Directions - Whenever the word "Account" appears in a line of the data below, copy that line.
(Data under study begins)
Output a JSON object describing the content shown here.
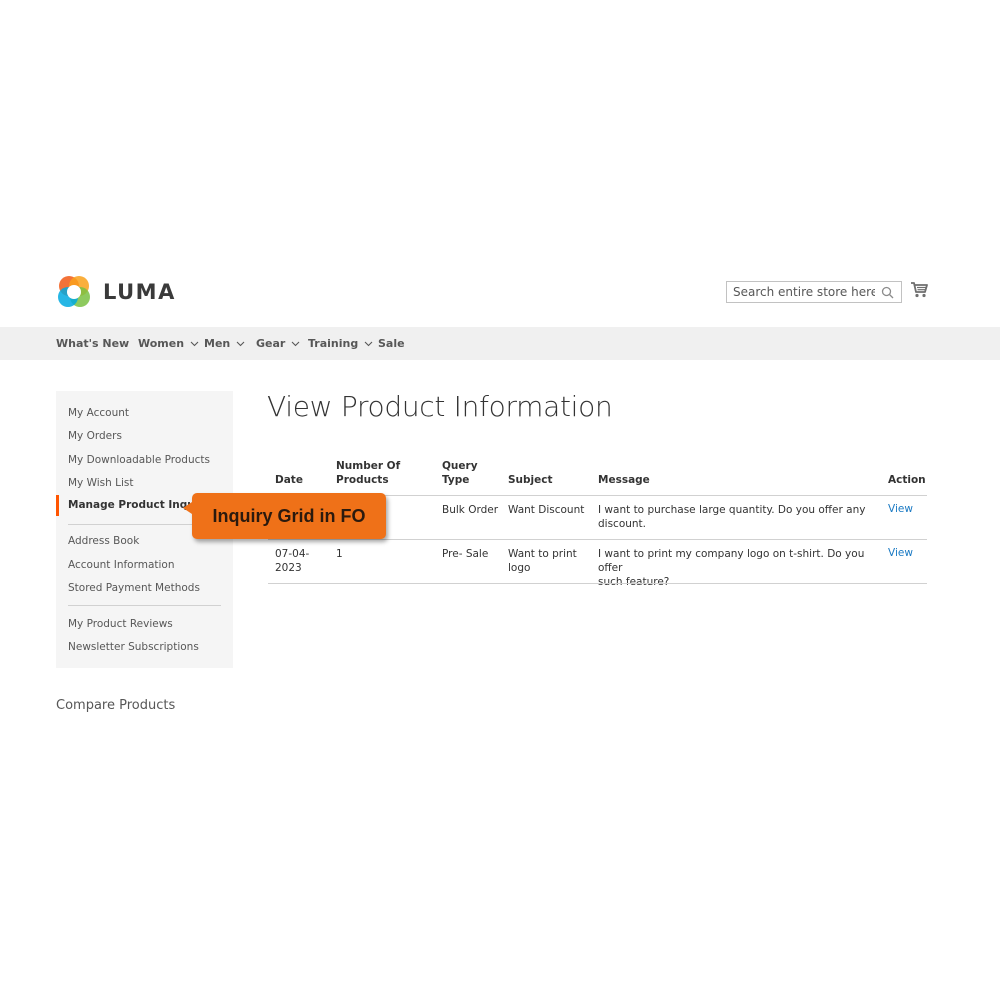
{
  "header": {
    "logo_text": "LUMA",
    "search_placeholder": "Search entire store here..."
  },
  "nav": {
    "items": [
      {
        "label": "What's New",
        "dropdown": false
      },
      {
        "label": "Women",
        "dropdown": true
      },
      {
        "label": "Men",
        "dropdown": true
      },
      {
        "label": "Gear",
        "dropdown": true
      },
      {
        "label": "Training",
        "dropdown": true
      },
      {
        "label": "Sale",
        "dropdown": false
      }
    ]
  },
  "sidebar": {
    "items": [
      {
        "label": "My Account"
      },
      {
        "label": "My Orders"
      },
      {
        "label": "My Downloadable Products"
      },
      {
        "label": "My Wish List"
      },
      {
        "label": "Manage Product Inquiry",
        "active": true
      },
      {
        "label": "Address Book"
      },
      {
        "label": "Account Information"
      },
      {
        "label": "Stored Payment Methods"
      },
      {
        "label": "My Product Reviews"
      },
      {
        "label": "Newsletter Subscriptions"
      }
    ],
    "accent_color": "#ff5501"
  },
  "compare_label": "Compare Products",
  "main": {
    "title": "View Product Information",
    "table": {
      "headers": {
        "date": "Date",
        "number_line1": "Number Of",
        "number_line2": "Products",
        "query_line1": "Query",
        "query_line2": "Type",
        "subject": "Subject",
        "message": "Message",
        "action": "Action"
      },
      "rows": [
        {
          "date_line1": "",
          "date_line2": "",
          "number": "",
          "query_type": "Bulk Order",
          "subject_line1": "Want Discount",
          "subject_line2": "",
          "message_line1": "I want to purchase large quantity. Do you offer any discount.",
          "message_line2": "",
          "action": "View"
        },
        {
          "date_line1": "07-04-",
          "date_line2": "2023",
          "number": "1",
          "query_type": "Pre- Sale",
          "subject_line1": "Want to print",
          "subject_line2": "logo",
          "message_line1": "I want to print my company logo on t-shirt. Do you offer",
          "message_line2": "such feature?",
          "action": "View"
        }
      ]
    }
  },
  "callout": {
    "text": "Inquiry Grid in FO",
    "color": "#ef7118"
  }
}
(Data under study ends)
Answer section -
        "label": "My Account"
        "label": "Account Information"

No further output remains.